■ **EXERCISE PROMPT**
If a line in the data contains "shortcut", copy it out.

■ **GIVEN RECORDS**
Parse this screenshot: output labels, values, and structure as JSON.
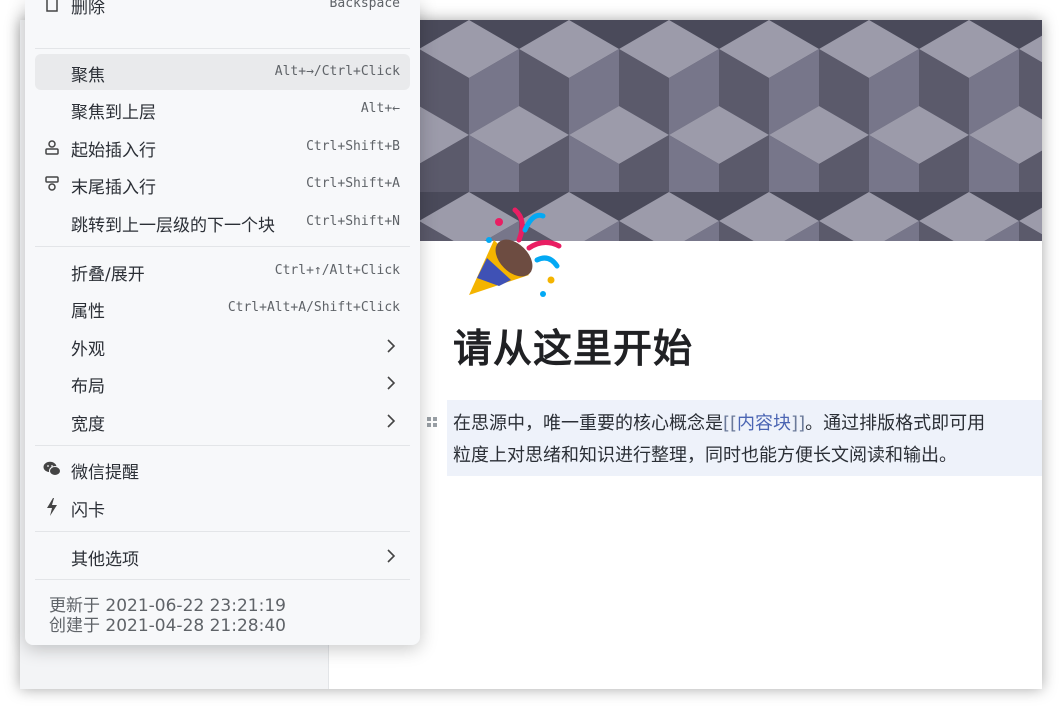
{
  "menu": {
    "items": [
      {
        "label": "删除",
        "shortcut": "Backspace",
        "icon": "trash-icon"
      },
      {
        "label": "聚焦",
        "shortcut": "Alt+→/Ctrl+Click"
      },
      {
        "label": "聚焦到上层",
        "shortcut": "Alt+←"
      },
      {
        "label": "起始插入行",
        "shortcut": "Ctrl+Shift+B",
        "icon": "insert-before-icon"
      },
      {
        "label": "末尾插入行",
        "shortcut": "Ctrl+Shift+A",
        "icon": "insert-after-icon"
      },
      {
        "label": "跳转到上一层级的下一个块",
        "shortcut": "Ctrl+Shift+N"
      },
      {
        "label": "折叠/展开",
        "shortcut": "Ctrl+↑/Alt+Click"
      },
      {
        "label": "属性",
        "shortcut": "Ctrl+Alt+A/Shift+Click"
      },
      {
        "label": "外观",
        "submenu": true
      },
      {
        "label": "布局",
        "submenu": true
      },
      {
        "label": "宽度",
        "submenu": true
      },
      {
        "label": "微信提醒",
        "icon": "wechat-icon"
      },
      {
        "label": "闪卡",
        "icon": "lightning-icon"
      },
      {
        "label": "其他选项",
        "submenu": true
      }
    ],
    "updated": "更新于 2021-06-22 23:21:19",
    "created": "创建于 2021-04-28 21:28:40"
  },
  "doc": {
    "title": "请从这里开始",
    "paragraph_line1_before": "在思源中，唯一重要的核心概念是",
    "ref_open": "[[",
    "ref_text": "内容块",
    "ref_close": "]]",
    "paragraph_line1_after": "。通过排版格式即可用",
    "paragraph_line2": "粒度上对思绪和知识进行整理，同时也能方便长文阅读和输出。"
  },
  "colors": {
    "menu_bg": "#f7f8fa",
    "active_item_bg": "#e9eaec",
    "ref_link": "#4b65b3",
    "paragraph_highlight": "#eef2fa"
  }
}
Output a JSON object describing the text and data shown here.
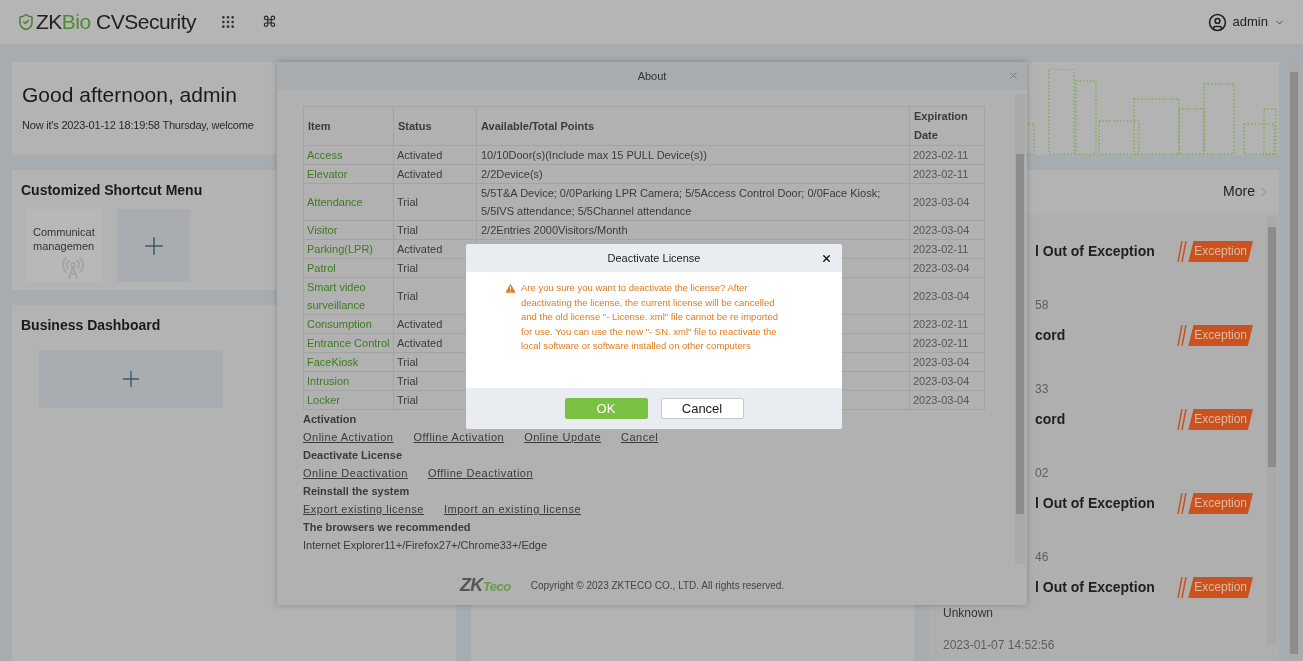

■ **RESULT FOR THIS EXERCISE**
        "shortcut": "Backspace",
        "shortcut": "Alt+→/Ctrl+Click"
        "shortcut": "Alt+←"
        "shortcut": "Ctrl+Shift+B",
        "shortcut": "Ctrl+Shift+A",
        "shortcut": "Ctrl+Shift+N"
        "shortcut": "Ctrl+↑/Alt+Click"
        "shortcut": "Ctrl+Alt+A/Shift+Click"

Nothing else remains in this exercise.